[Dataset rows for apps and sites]
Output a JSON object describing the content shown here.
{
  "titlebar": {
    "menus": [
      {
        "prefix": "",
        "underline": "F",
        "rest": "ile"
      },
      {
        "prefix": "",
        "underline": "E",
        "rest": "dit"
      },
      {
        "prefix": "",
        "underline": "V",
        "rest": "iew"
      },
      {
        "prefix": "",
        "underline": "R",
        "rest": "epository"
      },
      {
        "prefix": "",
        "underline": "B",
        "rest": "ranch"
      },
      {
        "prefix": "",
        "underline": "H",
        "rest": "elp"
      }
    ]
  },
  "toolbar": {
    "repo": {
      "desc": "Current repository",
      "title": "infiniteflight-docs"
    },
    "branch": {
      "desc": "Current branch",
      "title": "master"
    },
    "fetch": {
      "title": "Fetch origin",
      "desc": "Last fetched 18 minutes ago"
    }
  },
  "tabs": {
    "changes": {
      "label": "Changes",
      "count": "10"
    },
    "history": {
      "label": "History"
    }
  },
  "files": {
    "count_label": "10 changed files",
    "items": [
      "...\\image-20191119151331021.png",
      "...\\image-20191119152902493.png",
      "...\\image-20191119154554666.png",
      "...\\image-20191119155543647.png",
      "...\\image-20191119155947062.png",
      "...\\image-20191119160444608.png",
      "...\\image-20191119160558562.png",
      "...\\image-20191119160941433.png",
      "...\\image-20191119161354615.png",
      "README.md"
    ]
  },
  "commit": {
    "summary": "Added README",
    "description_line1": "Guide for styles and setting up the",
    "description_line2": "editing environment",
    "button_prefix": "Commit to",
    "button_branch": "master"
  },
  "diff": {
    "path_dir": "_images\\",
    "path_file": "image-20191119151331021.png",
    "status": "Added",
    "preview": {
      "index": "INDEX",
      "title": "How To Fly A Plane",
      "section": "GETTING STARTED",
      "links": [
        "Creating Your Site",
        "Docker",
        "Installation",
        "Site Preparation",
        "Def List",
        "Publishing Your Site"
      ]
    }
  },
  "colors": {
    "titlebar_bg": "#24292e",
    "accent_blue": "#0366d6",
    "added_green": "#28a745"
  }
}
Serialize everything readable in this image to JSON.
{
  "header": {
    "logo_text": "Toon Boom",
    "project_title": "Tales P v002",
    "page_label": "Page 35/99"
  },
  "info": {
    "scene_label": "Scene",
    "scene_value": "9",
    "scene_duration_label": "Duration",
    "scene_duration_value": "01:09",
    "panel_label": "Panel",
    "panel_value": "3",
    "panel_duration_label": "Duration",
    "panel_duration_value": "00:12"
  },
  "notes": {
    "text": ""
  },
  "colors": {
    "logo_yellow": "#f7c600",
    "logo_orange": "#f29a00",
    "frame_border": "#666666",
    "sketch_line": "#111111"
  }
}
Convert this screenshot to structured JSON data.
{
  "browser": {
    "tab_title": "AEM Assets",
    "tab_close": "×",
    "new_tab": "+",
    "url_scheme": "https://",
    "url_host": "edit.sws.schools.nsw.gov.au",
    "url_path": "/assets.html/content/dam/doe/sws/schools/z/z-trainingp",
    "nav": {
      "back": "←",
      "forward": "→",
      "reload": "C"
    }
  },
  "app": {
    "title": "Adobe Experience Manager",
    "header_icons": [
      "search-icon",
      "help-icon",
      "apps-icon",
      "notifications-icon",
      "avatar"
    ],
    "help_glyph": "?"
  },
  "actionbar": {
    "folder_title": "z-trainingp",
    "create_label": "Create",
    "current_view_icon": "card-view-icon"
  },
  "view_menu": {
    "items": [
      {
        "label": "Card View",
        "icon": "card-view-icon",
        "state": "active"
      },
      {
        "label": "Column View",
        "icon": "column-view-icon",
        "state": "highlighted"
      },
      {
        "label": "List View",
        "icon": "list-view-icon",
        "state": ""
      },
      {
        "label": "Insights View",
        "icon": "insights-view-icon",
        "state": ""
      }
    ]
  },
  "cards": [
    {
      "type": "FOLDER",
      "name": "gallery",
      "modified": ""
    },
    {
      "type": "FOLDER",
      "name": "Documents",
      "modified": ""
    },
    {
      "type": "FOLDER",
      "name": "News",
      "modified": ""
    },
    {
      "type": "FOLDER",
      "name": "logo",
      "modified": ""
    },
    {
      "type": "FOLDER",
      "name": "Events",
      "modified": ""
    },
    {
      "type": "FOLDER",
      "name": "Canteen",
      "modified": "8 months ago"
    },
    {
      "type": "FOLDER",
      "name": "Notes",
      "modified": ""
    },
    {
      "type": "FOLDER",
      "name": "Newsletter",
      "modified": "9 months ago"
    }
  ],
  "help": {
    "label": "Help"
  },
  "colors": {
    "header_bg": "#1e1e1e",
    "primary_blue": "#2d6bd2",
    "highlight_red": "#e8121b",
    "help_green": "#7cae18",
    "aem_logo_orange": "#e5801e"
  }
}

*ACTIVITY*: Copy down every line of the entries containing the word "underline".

*TASK RESPONSE*:
        "underline": "F",
        "underline": "E",
        "underline": "V",
        "underline": "R",
        "underline": "B",
        "underline": "H",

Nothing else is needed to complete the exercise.